**Prompt**.
Working through the records below, count the lines that include "Super". The reply is that number alone.

★ ★ ★

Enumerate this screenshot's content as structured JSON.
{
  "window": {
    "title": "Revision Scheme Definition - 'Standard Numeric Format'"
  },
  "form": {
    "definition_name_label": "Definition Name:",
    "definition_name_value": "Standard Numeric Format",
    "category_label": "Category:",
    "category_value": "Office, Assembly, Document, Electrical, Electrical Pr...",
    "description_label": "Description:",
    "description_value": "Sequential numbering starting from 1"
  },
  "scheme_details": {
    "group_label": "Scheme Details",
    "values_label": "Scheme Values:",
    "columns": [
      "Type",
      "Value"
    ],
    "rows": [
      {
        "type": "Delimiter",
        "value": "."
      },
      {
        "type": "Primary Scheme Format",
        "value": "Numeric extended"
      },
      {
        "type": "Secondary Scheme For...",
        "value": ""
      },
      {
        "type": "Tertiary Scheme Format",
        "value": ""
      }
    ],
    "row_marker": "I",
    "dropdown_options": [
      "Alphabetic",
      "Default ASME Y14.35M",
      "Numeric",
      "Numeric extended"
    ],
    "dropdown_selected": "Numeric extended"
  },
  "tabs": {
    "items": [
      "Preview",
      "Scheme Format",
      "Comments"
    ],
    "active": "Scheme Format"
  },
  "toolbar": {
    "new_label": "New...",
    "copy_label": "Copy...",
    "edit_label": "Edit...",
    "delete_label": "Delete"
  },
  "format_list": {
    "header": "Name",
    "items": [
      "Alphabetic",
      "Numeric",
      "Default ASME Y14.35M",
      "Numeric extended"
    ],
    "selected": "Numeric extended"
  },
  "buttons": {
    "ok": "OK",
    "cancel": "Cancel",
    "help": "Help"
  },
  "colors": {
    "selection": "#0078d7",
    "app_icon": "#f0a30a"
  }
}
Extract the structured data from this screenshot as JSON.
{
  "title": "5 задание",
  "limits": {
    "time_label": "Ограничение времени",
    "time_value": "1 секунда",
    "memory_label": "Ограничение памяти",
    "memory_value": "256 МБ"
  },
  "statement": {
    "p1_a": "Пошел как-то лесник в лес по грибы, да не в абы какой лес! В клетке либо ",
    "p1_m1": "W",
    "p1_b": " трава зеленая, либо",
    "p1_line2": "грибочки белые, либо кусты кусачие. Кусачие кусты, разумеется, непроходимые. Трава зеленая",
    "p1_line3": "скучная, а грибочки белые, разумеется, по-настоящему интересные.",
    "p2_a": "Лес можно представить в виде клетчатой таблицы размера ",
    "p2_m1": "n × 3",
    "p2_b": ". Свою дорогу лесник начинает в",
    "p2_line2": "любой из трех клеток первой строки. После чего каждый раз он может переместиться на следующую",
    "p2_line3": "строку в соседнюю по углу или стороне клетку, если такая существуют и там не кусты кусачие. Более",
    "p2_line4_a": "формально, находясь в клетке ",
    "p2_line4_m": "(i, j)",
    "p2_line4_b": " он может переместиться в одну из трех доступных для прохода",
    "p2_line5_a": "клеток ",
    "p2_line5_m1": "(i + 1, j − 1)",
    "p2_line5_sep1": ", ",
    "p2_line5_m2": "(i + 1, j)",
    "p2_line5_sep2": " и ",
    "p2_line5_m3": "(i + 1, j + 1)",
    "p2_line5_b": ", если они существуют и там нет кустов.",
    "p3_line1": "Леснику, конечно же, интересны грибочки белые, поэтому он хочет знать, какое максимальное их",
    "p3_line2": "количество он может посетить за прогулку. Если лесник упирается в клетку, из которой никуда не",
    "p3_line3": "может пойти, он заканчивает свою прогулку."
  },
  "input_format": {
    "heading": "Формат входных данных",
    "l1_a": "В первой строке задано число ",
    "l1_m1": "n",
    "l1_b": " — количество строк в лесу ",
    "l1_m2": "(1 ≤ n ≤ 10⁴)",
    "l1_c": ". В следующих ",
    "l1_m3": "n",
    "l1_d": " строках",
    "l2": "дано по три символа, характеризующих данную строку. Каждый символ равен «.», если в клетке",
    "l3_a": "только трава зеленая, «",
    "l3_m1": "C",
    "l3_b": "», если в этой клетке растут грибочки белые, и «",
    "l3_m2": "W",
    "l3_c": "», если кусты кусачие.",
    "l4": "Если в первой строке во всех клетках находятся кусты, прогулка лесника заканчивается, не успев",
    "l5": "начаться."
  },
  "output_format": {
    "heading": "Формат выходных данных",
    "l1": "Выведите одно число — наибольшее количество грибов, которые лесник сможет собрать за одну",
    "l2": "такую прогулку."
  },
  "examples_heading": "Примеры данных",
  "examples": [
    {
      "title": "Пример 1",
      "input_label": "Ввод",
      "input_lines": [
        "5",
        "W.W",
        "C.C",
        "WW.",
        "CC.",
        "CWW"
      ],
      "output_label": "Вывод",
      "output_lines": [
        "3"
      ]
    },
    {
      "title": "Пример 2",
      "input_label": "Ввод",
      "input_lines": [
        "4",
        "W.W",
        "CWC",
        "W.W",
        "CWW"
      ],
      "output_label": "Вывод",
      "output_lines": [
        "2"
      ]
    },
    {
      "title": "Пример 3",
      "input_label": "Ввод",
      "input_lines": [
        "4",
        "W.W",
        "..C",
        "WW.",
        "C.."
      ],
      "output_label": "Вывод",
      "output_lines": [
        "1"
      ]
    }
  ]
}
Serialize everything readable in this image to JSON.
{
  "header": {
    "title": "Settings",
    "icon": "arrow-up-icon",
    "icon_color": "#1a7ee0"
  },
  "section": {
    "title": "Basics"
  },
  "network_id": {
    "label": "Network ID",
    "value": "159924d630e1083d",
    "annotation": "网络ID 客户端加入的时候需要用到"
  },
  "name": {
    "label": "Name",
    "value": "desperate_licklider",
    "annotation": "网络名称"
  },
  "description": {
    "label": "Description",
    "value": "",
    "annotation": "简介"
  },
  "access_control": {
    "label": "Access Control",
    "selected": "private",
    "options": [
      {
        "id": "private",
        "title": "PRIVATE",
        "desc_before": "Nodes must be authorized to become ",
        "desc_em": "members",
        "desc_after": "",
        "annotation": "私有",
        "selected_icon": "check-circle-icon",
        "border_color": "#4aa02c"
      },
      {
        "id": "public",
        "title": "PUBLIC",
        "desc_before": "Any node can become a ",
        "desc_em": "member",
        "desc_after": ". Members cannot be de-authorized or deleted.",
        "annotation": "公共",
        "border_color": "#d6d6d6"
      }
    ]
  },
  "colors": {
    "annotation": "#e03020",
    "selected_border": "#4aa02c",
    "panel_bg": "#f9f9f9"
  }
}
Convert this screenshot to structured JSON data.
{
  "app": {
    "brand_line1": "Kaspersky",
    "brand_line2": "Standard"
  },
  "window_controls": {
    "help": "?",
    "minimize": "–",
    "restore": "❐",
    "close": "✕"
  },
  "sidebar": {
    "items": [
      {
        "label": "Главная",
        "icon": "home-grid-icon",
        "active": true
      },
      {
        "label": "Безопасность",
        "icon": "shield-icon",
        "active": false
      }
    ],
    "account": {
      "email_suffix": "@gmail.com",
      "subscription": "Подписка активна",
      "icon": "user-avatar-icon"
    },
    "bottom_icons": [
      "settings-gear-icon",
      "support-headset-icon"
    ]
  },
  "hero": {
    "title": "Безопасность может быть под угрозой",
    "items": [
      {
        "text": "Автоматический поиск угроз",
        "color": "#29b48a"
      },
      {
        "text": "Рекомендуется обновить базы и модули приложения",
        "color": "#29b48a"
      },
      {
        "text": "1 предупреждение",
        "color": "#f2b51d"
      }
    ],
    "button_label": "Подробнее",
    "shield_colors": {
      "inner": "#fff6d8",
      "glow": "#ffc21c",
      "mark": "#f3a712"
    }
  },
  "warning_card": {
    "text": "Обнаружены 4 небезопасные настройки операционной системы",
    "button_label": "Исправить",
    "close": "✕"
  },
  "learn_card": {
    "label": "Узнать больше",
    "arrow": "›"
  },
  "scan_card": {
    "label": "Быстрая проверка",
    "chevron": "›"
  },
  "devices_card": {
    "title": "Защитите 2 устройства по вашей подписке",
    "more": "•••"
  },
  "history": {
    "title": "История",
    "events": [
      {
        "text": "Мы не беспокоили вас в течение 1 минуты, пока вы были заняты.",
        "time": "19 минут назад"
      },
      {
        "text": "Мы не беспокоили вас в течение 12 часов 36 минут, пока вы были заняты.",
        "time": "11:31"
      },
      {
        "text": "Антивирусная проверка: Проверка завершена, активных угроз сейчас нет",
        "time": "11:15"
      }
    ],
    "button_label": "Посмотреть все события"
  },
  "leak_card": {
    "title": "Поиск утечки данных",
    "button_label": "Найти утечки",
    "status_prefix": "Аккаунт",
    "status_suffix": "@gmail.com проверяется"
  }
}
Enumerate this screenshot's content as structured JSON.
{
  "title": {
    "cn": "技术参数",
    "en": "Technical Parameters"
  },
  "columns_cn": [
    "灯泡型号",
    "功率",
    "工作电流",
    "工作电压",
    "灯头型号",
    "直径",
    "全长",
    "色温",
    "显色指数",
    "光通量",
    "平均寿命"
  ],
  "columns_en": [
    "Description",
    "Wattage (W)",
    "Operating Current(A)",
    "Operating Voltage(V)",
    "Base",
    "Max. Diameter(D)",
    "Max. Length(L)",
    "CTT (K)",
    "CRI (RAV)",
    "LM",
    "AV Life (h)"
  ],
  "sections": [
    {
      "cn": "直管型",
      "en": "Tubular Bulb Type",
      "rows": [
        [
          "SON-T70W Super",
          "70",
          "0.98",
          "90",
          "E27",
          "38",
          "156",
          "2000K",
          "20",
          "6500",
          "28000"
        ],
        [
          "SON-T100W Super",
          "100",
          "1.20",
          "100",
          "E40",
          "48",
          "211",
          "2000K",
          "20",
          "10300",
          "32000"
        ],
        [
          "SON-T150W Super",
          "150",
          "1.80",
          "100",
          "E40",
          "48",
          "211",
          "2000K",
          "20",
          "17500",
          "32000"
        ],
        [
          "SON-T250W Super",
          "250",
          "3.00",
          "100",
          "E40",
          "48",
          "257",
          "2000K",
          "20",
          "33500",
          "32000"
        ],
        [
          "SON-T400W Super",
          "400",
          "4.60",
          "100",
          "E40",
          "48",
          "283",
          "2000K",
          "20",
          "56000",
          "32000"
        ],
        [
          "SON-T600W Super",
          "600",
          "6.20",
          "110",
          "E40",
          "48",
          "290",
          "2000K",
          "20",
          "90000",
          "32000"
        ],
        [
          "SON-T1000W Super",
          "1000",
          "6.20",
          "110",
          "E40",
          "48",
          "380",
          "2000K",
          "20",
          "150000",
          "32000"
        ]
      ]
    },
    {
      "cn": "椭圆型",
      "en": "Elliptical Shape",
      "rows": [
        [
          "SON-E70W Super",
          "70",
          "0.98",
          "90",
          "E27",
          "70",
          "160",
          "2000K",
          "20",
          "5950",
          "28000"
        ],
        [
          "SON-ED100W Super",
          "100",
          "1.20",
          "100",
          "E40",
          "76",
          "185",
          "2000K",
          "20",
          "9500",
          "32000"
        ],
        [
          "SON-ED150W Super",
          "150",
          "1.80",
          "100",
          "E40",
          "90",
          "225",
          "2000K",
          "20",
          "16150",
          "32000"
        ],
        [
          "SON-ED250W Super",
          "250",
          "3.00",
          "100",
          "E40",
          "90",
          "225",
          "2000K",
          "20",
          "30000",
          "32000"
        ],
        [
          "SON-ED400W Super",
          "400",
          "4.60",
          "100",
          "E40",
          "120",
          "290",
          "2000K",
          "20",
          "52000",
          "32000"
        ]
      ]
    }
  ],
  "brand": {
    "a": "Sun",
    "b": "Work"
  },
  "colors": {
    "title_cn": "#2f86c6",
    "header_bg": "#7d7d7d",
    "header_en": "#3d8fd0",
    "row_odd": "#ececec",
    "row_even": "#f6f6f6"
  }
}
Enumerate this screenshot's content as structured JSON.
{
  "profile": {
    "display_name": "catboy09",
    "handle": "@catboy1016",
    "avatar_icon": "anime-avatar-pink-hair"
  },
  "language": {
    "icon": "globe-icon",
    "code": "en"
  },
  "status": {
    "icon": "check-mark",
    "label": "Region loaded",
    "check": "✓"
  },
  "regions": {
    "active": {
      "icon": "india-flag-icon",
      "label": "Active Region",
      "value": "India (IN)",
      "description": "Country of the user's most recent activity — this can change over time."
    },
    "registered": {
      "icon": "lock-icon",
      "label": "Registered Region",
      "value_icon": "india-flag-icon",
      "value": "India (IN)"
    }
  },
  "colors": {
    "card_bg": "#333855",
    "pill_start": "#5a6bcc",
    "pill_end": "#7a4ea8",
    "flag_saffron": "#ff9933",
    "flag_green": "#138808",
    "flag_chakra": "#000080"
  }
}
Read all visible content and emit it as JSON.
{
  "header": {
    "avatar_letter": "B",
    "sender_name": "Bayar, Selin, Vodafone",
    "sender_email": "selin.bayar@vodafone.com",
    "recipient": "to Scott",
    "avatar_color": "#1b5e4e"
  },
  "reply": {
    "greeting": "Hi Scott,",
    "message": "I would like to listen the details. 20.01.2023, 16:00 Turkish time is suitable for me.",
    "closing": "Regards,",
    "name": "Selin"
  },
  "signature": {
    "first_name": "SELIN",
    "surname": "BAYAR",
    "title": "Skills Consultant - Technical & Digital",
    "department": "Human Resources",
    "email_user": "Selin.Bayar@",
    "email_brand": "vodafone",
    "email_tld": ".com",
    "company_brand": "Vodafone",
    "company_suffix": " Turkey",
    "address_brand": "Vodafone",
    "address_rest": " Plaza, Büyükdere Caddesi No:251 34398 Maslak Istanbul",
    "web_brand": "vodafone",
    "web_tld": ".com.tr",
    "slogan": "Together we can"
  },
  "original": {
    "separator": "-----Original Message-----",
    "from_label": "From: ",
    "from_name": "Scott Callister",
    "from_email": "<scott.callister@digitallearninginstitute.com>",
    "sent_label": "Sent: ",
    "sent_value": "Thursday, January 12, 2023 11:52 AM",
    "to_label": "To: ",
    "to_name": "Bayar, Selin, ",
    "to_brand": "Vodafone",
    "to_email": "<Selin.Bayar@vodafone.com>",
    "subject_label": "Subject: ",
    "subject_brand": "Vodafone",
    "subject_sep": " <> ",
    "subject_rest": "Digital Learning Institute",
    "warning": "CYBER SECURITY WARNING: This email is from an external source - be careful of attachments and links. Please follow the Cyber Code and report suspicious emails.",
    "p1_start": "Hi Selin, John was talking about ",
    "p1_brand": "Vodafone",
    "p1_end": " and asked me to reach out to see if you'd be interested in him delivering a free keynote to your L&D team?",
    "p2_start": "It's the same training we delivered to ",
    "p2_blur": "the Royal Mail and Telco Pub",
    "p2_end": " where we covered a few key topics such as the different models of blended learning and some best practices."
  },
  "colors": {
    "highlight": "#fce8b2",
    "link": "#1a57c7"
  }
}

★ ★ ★

**Result**.
12